keywords: Slenderness coefficient; stability index; stratified random sampling; taxonomic families; wind-induced damage.

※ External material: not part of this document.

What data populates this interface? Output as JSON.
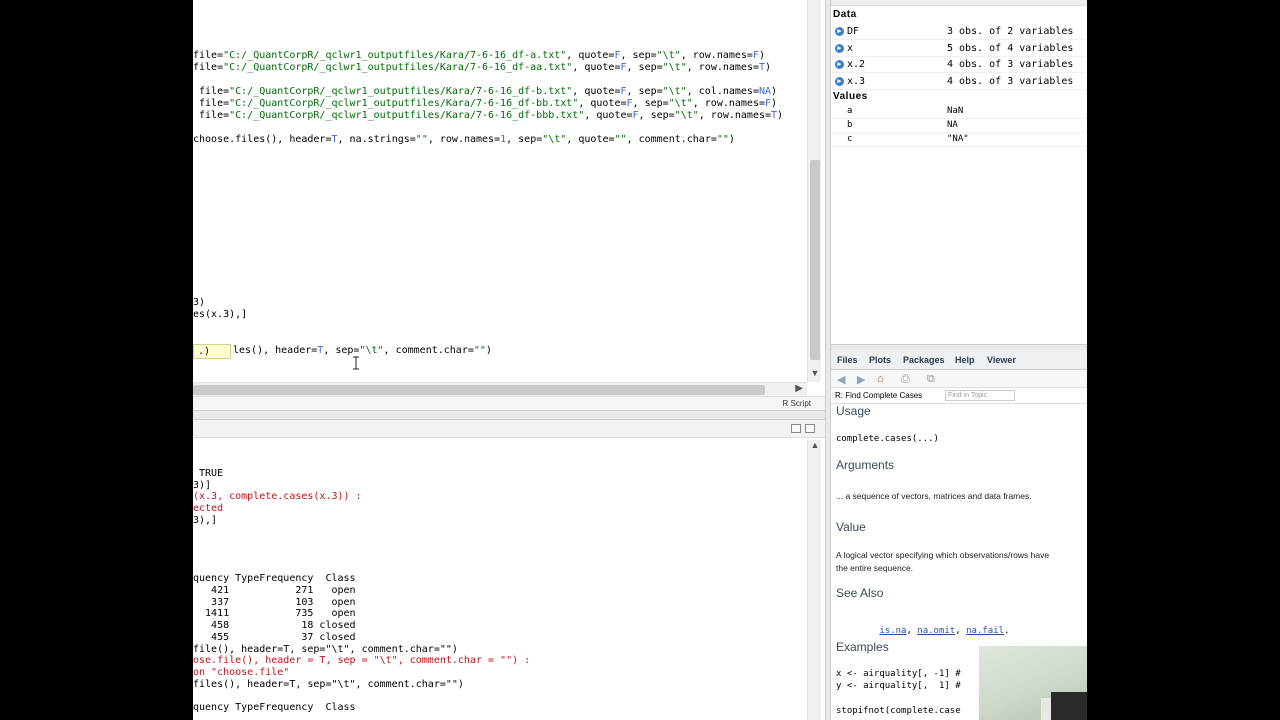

The contribution of trees to environmental, social, and economic wellbeing cannot be overestimated. Trees contribute significantly to human health, environmental quality, aesthetic quality, and the financial security of humankind. This study assessed the stability of tree species in the University of Ilorin permanent site, Nigeria, using slenderness coefficient as the stability index. A stratified random sampling technique was used by dividing the study areas into five different strata (academic area, administrative area, business area, student hall, and religious area). Diameter at breast height (Dbh) and the total height of living trees with Dbh ≥ 10cm were measured while basal area, slenderness coefficient, and relative density for trees in the study area were computed using relevant mathematical equations. The study observed one thousand four hundred and ninety (1490) tree species distributed across 18 taxonomic families in the study area. Daniella oliveri was the most abundant species with a relative density of 20.27%, while Cumbretum erythrophyllum was the least occurring species (0.07% relative density). The mean Dbh, height, and basal area for trees were 79.42±13.564 cm, 18.66±3.456 m, and 0.47±0.165 m 2 , respectively. About 77.85% of the trees were of low slenderness coefficient, 14.97% were of moderate slenderness coefficient, and 7.18% were of high slenderness coefficient. It implies that most of the trees were not susceptible to wind-induced damage. The study, therefore, recommends that tree species with high slenderness coefficient be removed and replaced with young trees at a ratio of 3:1.